* Brief
Below are records; how many of their lines hold the string "icon"? Reply with nothing but the number.

+===+

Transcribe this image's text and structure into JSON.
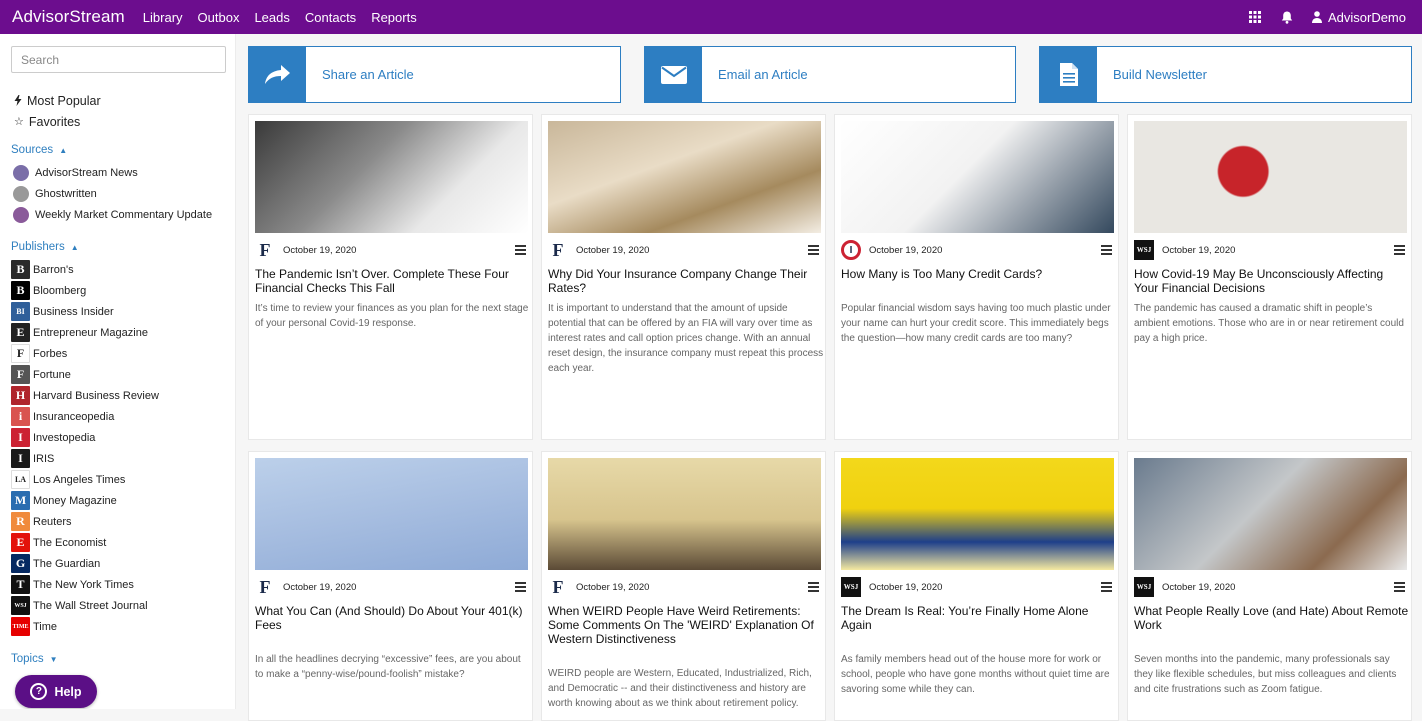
{
  "nav": {
    "brand": "AdvisorStream",
    "links": [
      "Library",
      "Outbox",
      "Leads",
      "Contacts",
      "Reports"
    ],
    "user": "AdvisorDemo"
  },
  "sidebar": {
    "search_placeholder": "Search",
    "quick": [
      {
        "label": "Most Popular",
        "icon": "bolt-icon"
      },
      {
        "label": "Favorites",
        "icon": "star-icon"
      }
    ],
    "sources_heading": "Sources",
    "sources": [
      {
        "label": "AdvisorStream News",
        "color": "#7a6ea8"
      },
      {
        "label": "Ghostwritten",
        "color": "#999999"
      },
      {
        "label": "Weekly Market Commentary Update",
        "color": "#8a5a9a"
      }
    ],
    "publishers_heading": "Publishers",
    "publishers": [
      {
        "label": "Barron's",
        "mark": "B",
        "color": "#2a2a2a"
      },
      {
        "label": "Bloomberg",
        "mark": "B",
        "color": "#000000"
      },
      {
        "label": "Business Insider",
        "mark": "BI",
        "color": "#2f5f9a"
      },
      {
        "label": "Entrepreneur Magazine",
        "mark": "E",
        "color": "#222222"
      },
      {
        "label": "Forbes",
        "mark": "F",
        "color": "#ffffff"
      },
      {
        "label": "Fortune",
        "mark": "F",
        "color": "#555555"
      },
      {
        "label": "Harvard Business Review",
        "mark": "H",
        "color": "#b0252c"
      },
      {
        "label": "Insuranceopedia",
        "mark": "i",
        "color": "#d9534f"
      },
      {
        "label": "Investopedia",
        "mark": "I",
        "color": "#cc2233"
      },
      {
        "label": "IRIS",
        "mark": "I",
        "color": "#1a1a1a"
      },
      {
        "label": "Los Angeles Times",
        "mark": "LA",
        "color": "#ffffff"
      },
      {
        "label": "Money Magazine",
        "mark": "M",
        "color": "#2a6db0"
      },
      {
        "label": "Reuters",
        "mark": "R",
        "color": "#f08a3c"
      },
      {
        "label": "The Economist",
        "mark": "E",
        "color": "#e3120b"
      },
      {
        "label": "The Guardian",
        "mark": "G",
        "color": "#052962"
      },
      {
        "label": "The New York Times",
        "mark": "T",
        "color": "#111111"
      },
      {
        "label": "The Wall Street Journal",
        "mark": "WSJ",
        "color": "#111111"
      },
      {
        "label": "Time",
        "mark": "TIME",
        "color": "#e60000"
      }
    ],
    "topics_heading": "Topics",
    "help_label": "Help"
  },
  "actions": [
    {
      "label": "Share an Article",
      "icon": "share-arrow-icon"
    },
    {
      "label": "Email an Article",
      "icon": "envelope-icon"
    },
    {
      "label": "Build Newsletter",
      "icon": "document-icon"
    }
  ],
  "accent": "#2d7ec2",
  "brand_color": "#6c0d8e",
  "articles": [
    {
      "publisher": "Forbes",
      "date": "October 19, 2020",
      "title": "The Pandemic Isn’t Over. Complete These Four Financial Checks This Fall",
      "desc": "It’s time to review your finances as you plan for the next stage of your personal Covid-19 response."
    },
    {
      "publisher": "Forbes",
      "date": "October 19, 2020",
      "title": "Why Did Your Insurance Company Change Their Rates?",
      "desc": "It is important to understand that the amount of upside potential that can be offered by an FIA will vary over time as interest rates and call option prices change. With an annual reset design, the insurance company must repeat this process each year."
    },
    {
      "publisher": "Investopedia",
      "date": "October 19, 2020",
      "title": "How Many is Too Many Credit Cards?",
      "desc": "Popular financial wisdom says having too much plastic under your name can hurt your credit score. This immediately begs the question—how many credit cards are too many?"
    },
    {
      "publisher": "WSJ",
      "date": "October 19, 2020",
      "title": "How Covid-19 May Be Unconsciously Affecting Your Financial Decisions",
      "desc": "The pandemic has caused a dramatic shift in people’s ambient emotions. Those who are in or near retirement could pay a high price."
    },
    {
      "publisher": "Forbes",
      "date": "October 19, 2020",
      "title": "What You Can (And Should) Do About Your 401(k) Fees",
      "desc": "In all the headlines decrying “excessive” fees, are you about to make a “penny-wise/pound-foolish” mistake?"
    },
    {
      "publisher": "Forbes",
      "date": "October 19, 2020",
      "title": "When WEIRD People Have Weird Retirements: Some Comments On The 'WEIRD' Explanation Of Western Distinctiveness",
      "desc": "WEIRD people are Western, Educated, Industrialized, Rich, and Democratic -- and their distinctiveness and history are worth knowing about as we think about retirement policy."
    },
    {
      "publisher": "WSJ",
      "date": "October 19, 2020",
      "title": "The Dream Is Real: You’re Finally Home Alone Again",
      "desc": "As family members head out of the house more for work or school, people who have gone months without quiet time are savoring some while they can."
    },
    {
      "publisher": "WSJ",
      "date": "October 19, 2020",
      "title": "What People Really Love (and Hate) About Remote Work",
      "desc": "Seven months into the pandemic, many professionals say they like flexible schedules, but miss colleagues and clients and cite frustrations such as Zoom fatigue."
    }
  ]
}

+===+

* Exercise response
5